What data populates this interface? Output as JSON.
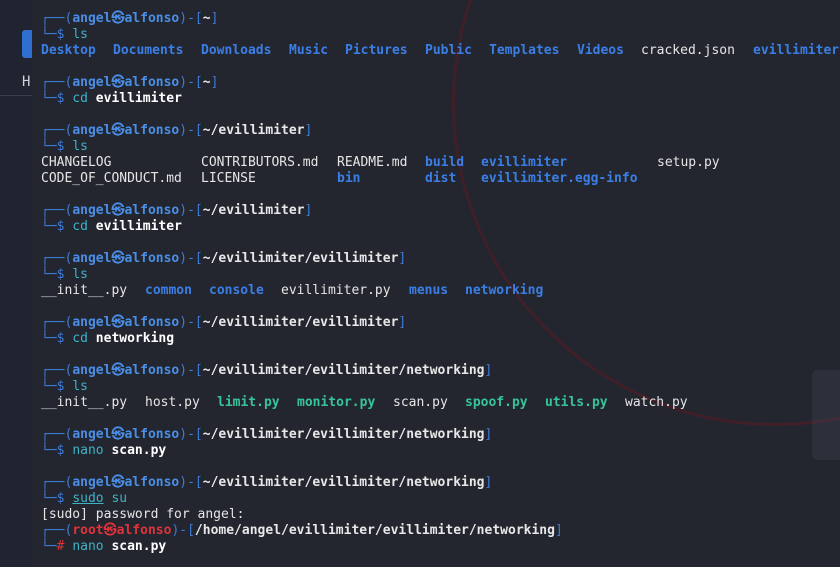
{
  "prompt": {
    "frame_top": "┌──(",
    "frame_bottom": "└─",
    "user": "angel",
    "host": "alfonso",
    "at_symbol": "㉿",
    "bracket_mid": ")-[",
    "bracket_end": "]",
    "dollar": "$",
    "hash": "#",
    "root_user": "root"
  },
  "blocks": [
    {
      "path": "~",
      "cmd": "ls"
    },
    {
      "path": "~",
      "cmd": "cd",
      "arg": "evillimiter"
    },
    {
      "path": "~/evillimiter",
      "cmd": "ls"
    },
    {
      "path": "~/evillimiter",
      "cmd": "cd",
      "arg": "evillimiter"
    },
    {
      "path": "~/evillimiter/evillimiter",
      "cmd": "ls"
    },
    {
      "path": "~/evillimiter/evillimiter",
      "cmd": "cd",
      "arg": "networking"
    },
    {
      "path": "~/evillimiter/evillimiter/networking",
      "cmd": "ls"
    },
    {
      "path": "~/evillimiter/evillimiter/networking",
      "cmd": "nano",
      "arg": "scan.py"
    },
    {
      "path": "~/evillimiter/evillimiter/networking",
      "cmd": "sudo",
      "arg": "su"
    },
    {
      "path": "/home/angel/evillimiter/evillimiter/networking",
      "cmd": "nano",
      "arg": "scan.py"
    }
  ],
  "home_listing": [
    "Desktop",
    "Documents",
    "Downloads",
    "Music",
    "Pictures",
    "Public",
    "Templates",
    "Videos",
    "cracked.json",
    "evillimiter"
  ],
  "repo_listing": {
    "row1": [
      "CHANGELOG",
      "CONTRIBUTORS.md",
      "README.md",
      "build",
      "evillimiter",
      "setup.py"
    ],
    "row2": [
      "CODE_OF_CONDUCT.md",
      "LICENSE",
      "bin",
      "dist",
      "evillimiter.egg-info"
    ]
  },
  "package_listing": [
    "__init__.py",
    "common",
    "console",
    "evillimiter.py",
    "menus",
    "networking"
  ],
  "networking_listing": [
    "__init__.py",
    "host.py",
    "limit.py",
    "monitor.py",
    "scan.py",
    "spoof.py",
    "utils.py",
    "watch.py"
  ],
  "sudo_prompt": "[sudo] password for angel:",
  "left_strip_letter": "H",
  "colors": {
    "terminal_bg": "#23262f",
    "frame_blue": "#3d7bd6",
    "user_blue": "#4a8ee8",
    "root_red": "#e0323a",
    "command_cyan": "#3fb3c6",
    "directory_blue": "#3b7fe6",
    "executable_green": "#37c49a"
  }
}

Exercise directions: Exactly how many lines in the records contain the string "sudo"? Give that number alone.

Response for this exercise: 2